‘Show of Force’ started with insertion into Tunis by Arab-speaking Mossad agents to monitor Jihad’s routine. They set up in a villa to record his movements and sent reports back to Tel Aviv. Shortly thereafter, four missile boats departed Haifa, carrying 20 frogmen of the navy’s ‘Fleet 13’ elite force (Yoav Golant, commander), and 20 Sayeret Matkal commandoes (Moshe Yaalon, commander). They made sure to depart at odd intervals so as not to leave an intelligence imprint, and hustled across the Mediterranean to position themselves offshore after nightfall on the 15th. A quick jaunt through the surf and they rendezvoused with the agents who whisked them toward the city.
Tracking the movement of the operation fell upon the shoulders of Army Chief of Staff General Dan Shomron and his deputy, Ehud Barak. These men arrived well off the coast over international waters in a Boeing 707 command plane. They ensured every aspect of the operation could be controlled and shifted as needed, and as the 0200 hours assault time on the 16th closed in, they listened into headsets and pinpointed the vehicles entering the city limits.
The Sayeret made final weapons checks and lowered their night vision devices as turns onto different streets commenced. They slowed when nearing the primary street and waited for a unique aspect of the assault to start.
A few minutes later, standing near the villa, a guard noticed two women walking down his side of the road. They approached him carrying a box of chocolates. As he started to respond, one pulled a silenced pistol and fired it into his head, just inches away. He slumped over and the assailant swiveled about looking for any sign of being heard. Satisfied, off came the wigs and the male commandoes signaled the rest of the team.

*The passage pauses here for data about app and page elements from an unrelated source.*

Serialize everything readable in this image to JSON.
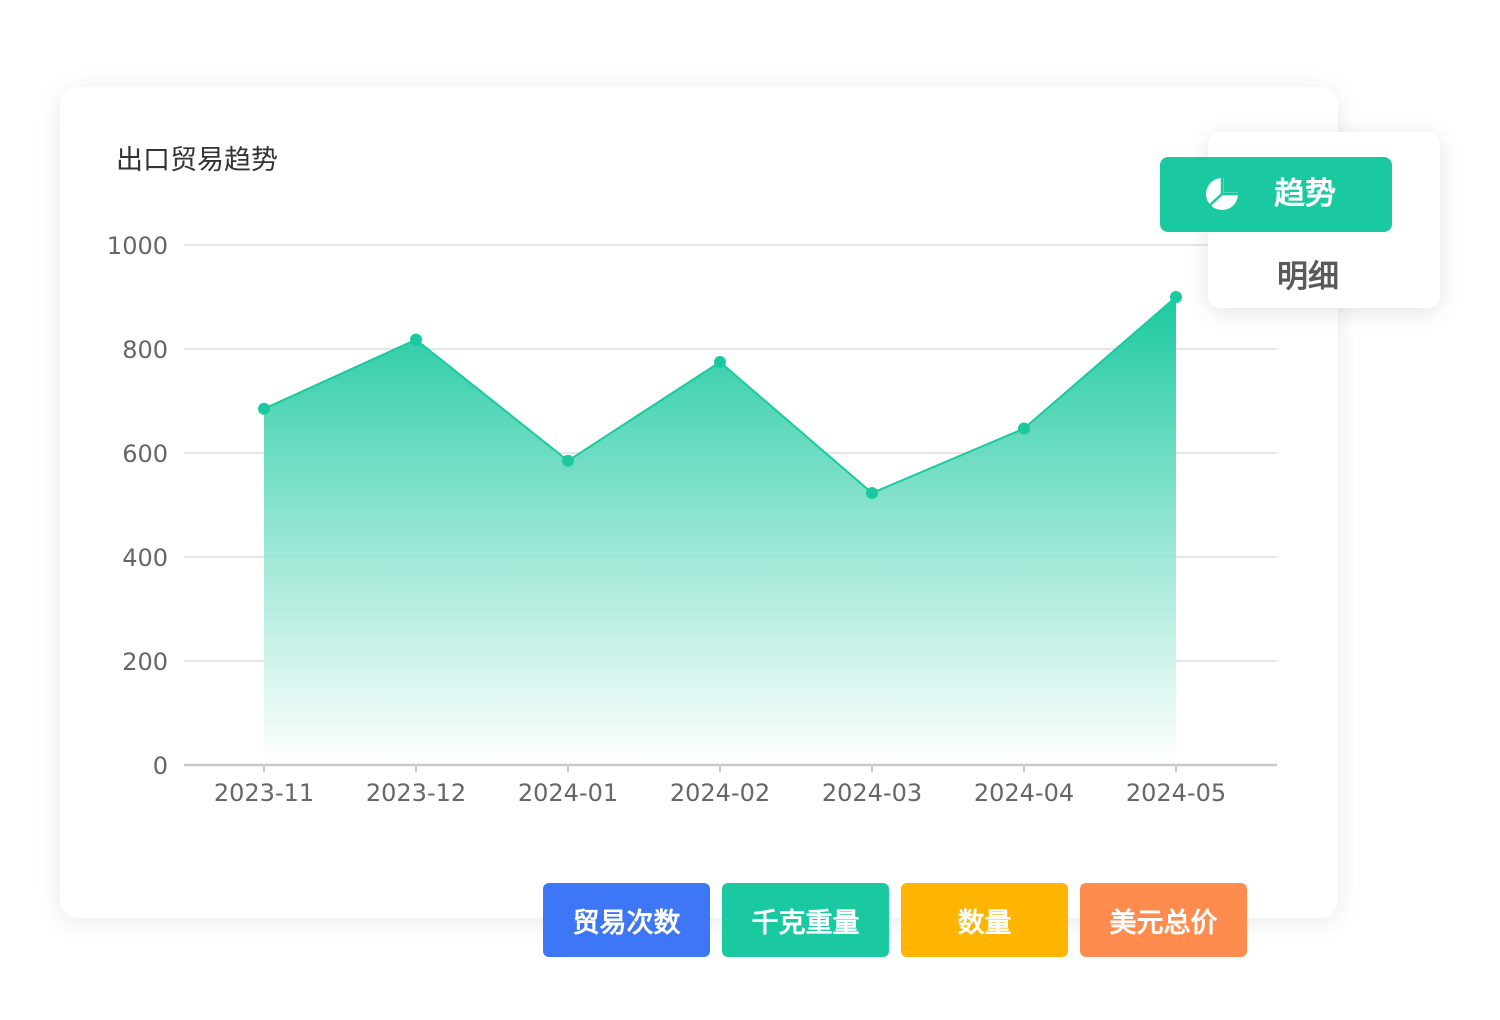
{
  "chart_title": "出口贸易趋势",
  "view_toggle": {
    "trend_label": "趋势",
    "detail_label": "明细",
    "active_icon": "pie-chart-icon"
  },
  "metric_buttons": [
    {
      "label": "贸易次数",
      "color": "#3d77f5"
    },
    {
      "label": "千克重量",
      "color": "#1bc9a0"
    },
    {
      "label": "数量",
      "color": "#ffb400"
    },
    {
      "label": "美元总价",
      "color": "#ff8c4f"
    }
  ],
  "chart_data": {
    "type": "area",
    "title": "出口贸易趋势",
    "categories": [
      "2023-11",
      "2023-12",
      "2024-01",
      "2024-02",
      "2024-03",
      "2024-04",
      "2024-05"
    ],
    "series": [
      {
        "values": [
          685,
          818,
          585,
          775,
          523,
          647,
          900
        ]
      }
    ],
    "yticks": [
      "0",
      "200",
      "400",
      "600",
      "800",
      "1000"
    ],
    "ylim": [
      0,
      1000
    ],
    "grid": true,
    "color": "#1bc9a0",
    "gradient_to": "#ffffff"
  }
}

The vehicles gathered enough speed before shutting off their engines to coast in silence quite a distance before stopping in the front of the villa. At once, the commandoes leaped out and split into two groups, one to secure the outside and the other to breach and enter.
Abu Jihad noticed unusual sounds coming from downstairs. He had stayed up late watching news of the Intifada like so many nights before, and walked towards the staircase still in darkness to investigate.

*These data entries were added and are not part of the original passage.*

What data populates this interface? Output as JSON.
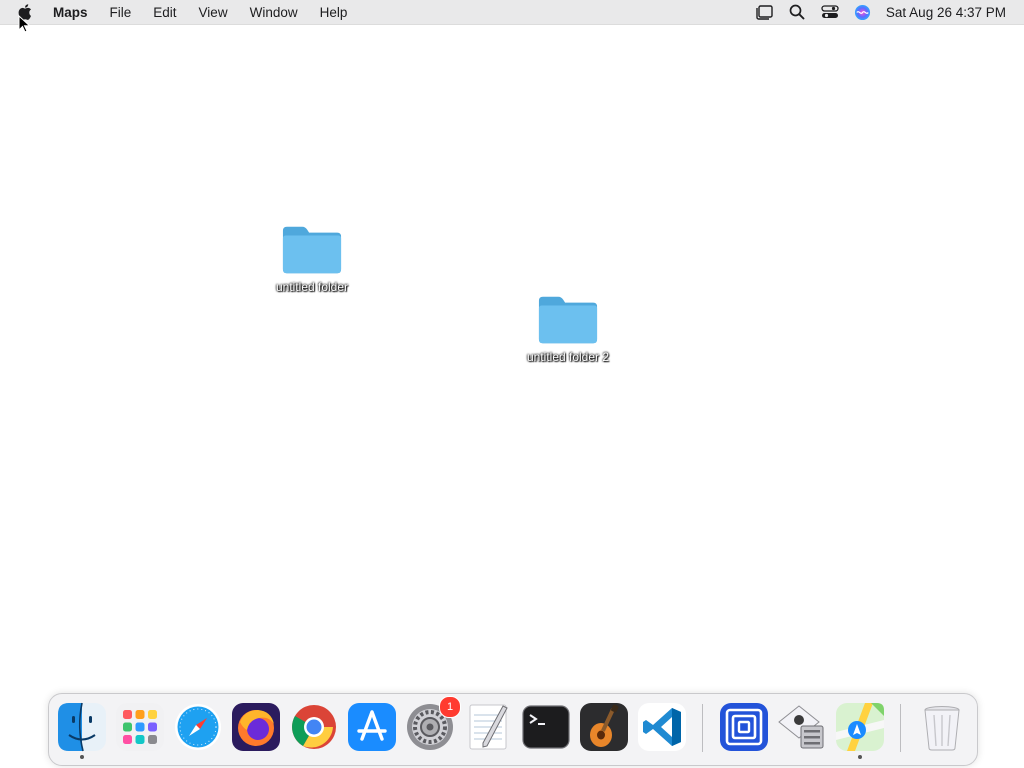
{
  "menubar": {
    "app_name": "Maps",
    "items": [
      "File",
      "Edit",
      "View",
      "Window",
      "Help"
    ],
    "clock": "Sat Aug 26  4:37 PM"
  },
  "desktop": {
    "folders": [
      {
        "label": "untitled folder"
      },
      {
        "label": "untitled folder 2"
      }
    ]
  },
  "dock": {
    "apps": [
      {
        "name": "finder-icon",
        "running": true
      },
      {
        "name": "launchpad-icon"
      },
      {
        "name": "safari-icon"
      },
      {
        "name": "firefox-icon"
      },
      {
        "name": "chrome-icon"
      },
      {
        "name": "app-store-icon"
      },
      {
        "name": "system-settings-icon",
        "badge": "1"
      },
      {
        "name": "textedit-icon"
      },
      {
        "name": "terminal-icon"
      },
      {
        "name": "garageband-icon"
      },
      {
        "name": "vscode-icon"
      },
      {
        "name": "screen-sharing-icon"
      },
      {
        "name": "migration-assistant-icon"
      },
      {
        "name": "maps-icon",
        "running": true
      },
      {
        "name": "trash-icon"
      }
    ]
  },
  "colors": {
    "menubar_bg": "#e9e9ea",
    "folder_blue": "#6cc0ef",
    "badge_red": "#ff3b30"
  }
}
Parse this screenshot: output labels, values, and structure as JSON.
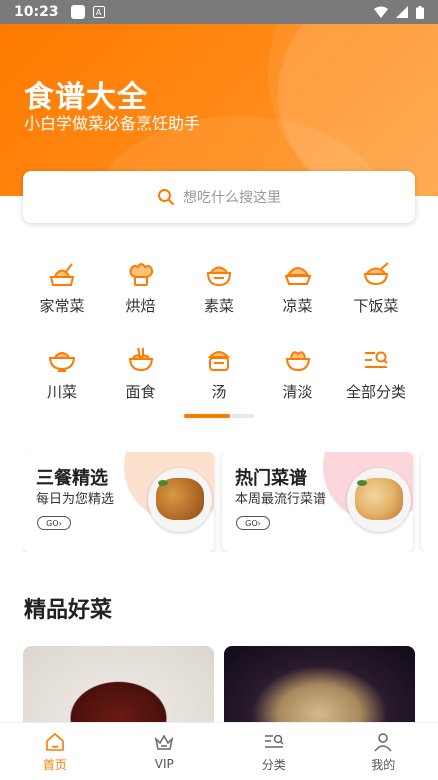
{
  "status_bar": {
    "time": "10:23"
  },
  "hero": {
    "title": "食谱大全",
    "subtitle": "小白学做菜必备烹饪助手"
  },
  "search": {
    "placeholder": "想吃什么搜这里"
  },
  "categories": [
    {
      "label": "家常菜",
      "icon": "home-cooking-icon"
    },
    {
      "label": "烘焙",
      "icon": "chef-hat-icon"
    },
    {
      "label": "素菜",
      "icon": "vegetable-dish-icon"
    },
    {
      "label": "凉菜",
      "icon": "cold-dish-icon"
    },
    {
      "label": "下饭菜",
      "icon": "rice-dish-icon"
    },
    {
      "label": "川菜",
      "icon": "sichuan-bowl-icon"
    },
    {
      "label": "面食",
      "icon": "noodle-bowl-icon"
    },
    {
      "label": "汤",
      "icon": "soup-pot-icon"
    },
    {
      "label": "清淡",
      "icon": "light-dish-icon"
    },
    {
      "label": "全部分类",
      "icon": "all-categories-icon"
    }
  ],
  "cards": [
    {
      "title": "三餐精选",
      "desc": "每日为您精选",
      "go": "GO"
    },
    {
      "title": "热门菜谱",
      "desc": "本周最流行菜谱",
      "go": "GO"
    }
  ],
  "section": {
    "title": "精品好菜"
  },
  "tabs": [
    {
      "label": "首页",
      "icon": "home-icon"
    },
    {
      "label": "VIP",
      "icon": "crown-icon"
    },
    {
      "label": "分类",
      "icon": "category-search-icon"
    },
    {
      "label": "我的",
      "icon": "user-icon"
    }
  ],
  "colors": {
    "accent": "#ff7a00"
  }
}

The door burst open. Submachine guns rose upon the figure darkening in the green picture of their NVD’s. A sound similar to birds beating their wings filled the area. Arcs of 9mm casings streamed from ejection ports. Jihad’s body convulsed and twitched against the impacts then slammed backward. Men rushed up and fired more long bursts into his torso, some 70 shots in all. A woman, his wife Umm, appeared in a doorway and started to scream before she was grabbed by one of the Sayeret and secured, along with his young son.

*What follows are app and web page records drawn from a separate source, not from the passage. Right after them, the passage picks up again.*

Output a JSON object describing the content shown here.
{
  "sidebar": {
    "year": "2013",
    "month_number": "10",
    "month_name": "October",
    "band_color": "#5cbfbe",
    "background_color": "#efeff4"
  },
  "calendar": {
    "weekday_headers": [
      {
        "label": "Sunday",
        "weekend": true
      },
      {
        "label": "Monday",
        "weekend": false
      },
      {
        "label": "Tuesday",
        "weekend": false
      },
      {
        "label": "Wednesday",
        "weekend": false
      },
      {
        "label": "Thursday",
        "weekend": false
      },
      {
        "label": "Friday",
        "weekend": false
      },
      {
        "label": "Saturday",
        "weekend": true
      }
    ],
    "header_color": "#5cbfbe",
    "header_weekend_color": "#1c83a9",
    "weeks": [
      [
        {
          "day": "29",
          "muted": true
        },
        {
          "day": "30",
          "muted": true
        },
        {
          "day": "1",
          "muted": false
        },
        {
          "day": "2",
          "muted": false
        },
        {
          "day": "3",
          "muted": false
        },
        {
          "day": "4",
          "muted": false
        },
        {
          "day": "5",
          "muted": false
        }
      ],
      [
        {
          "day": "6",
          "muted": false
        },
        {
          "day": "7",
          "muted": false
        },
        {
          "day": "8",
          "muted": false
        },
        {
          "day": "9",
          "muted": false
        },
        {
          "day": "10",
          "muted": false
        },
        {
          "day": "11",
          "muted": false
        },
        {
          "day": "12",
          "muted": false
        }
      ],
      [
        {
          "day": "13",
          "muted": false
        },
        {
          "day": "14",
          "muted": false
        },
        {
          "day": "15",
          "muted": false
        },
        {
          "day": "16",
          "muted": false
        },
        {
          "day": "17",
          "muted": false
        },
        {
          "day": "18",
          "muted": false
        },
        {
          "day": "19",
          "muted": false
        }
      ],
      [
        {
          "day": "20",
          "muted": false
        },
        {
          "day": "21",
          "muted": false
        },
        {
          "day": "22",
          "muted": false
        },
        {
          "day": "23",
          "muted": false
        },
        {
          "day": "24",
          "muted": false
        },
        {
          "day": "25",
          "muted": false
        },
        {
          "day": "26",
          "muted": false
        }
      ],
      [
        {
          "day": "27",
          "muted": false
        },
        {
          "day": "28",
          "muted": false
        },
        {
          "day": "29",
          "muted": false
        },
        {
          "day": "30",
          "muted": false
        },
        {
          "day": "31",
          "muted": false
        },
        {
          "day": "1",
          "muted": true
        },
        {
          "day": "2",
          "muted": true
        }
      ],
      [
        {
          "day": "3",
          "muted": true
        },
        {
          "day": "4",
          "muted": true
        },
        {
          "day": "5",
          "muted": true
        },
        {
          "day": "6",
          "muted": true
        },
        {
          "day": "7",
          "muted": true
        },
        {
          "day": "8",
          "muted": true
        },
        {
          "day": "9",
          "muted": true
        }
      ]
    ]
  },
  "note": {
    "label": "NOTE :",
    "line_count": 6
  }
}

Downstairs, other commandoes entered the basement and killed two men sleeping, a guard and strange enough, a gardener. They swept the room for weapons and documents, and then headed back up to help secure the house and search for more.
It was over in a matter of minutes. The men retreated out the breached door with one of them patting Jihad’s crying son and saying, “Look after your mom.”
Outside, the night remained tranquil and sleepy as the vehicles departed. No one had been alerted and it would not have mattered anyway. All communications from the neighborhood had been cut.
In a few hours, the commandoes and agents were safe aboard the missile boats speeding back toward Israel. Yaalon sent the codeword for success using Jihad’s designation, “The Boss.” No casualties, not so much as a scratch had been suffered by the attackers, who sipped on glasses of champagne as sounds of a vacant sea rolled underneath them and the first glimpse of dawn colored the bows.
Years later, Nahem Lav, the commando dressed as a woman who killed the guard and later fired into Jihad, said in what might be a fitting epitaph for the man, “I had read every page of the file on him. Abu Jihad was connected to horrific acts against civilians. He was marked for death. I shot him with no hesitation.”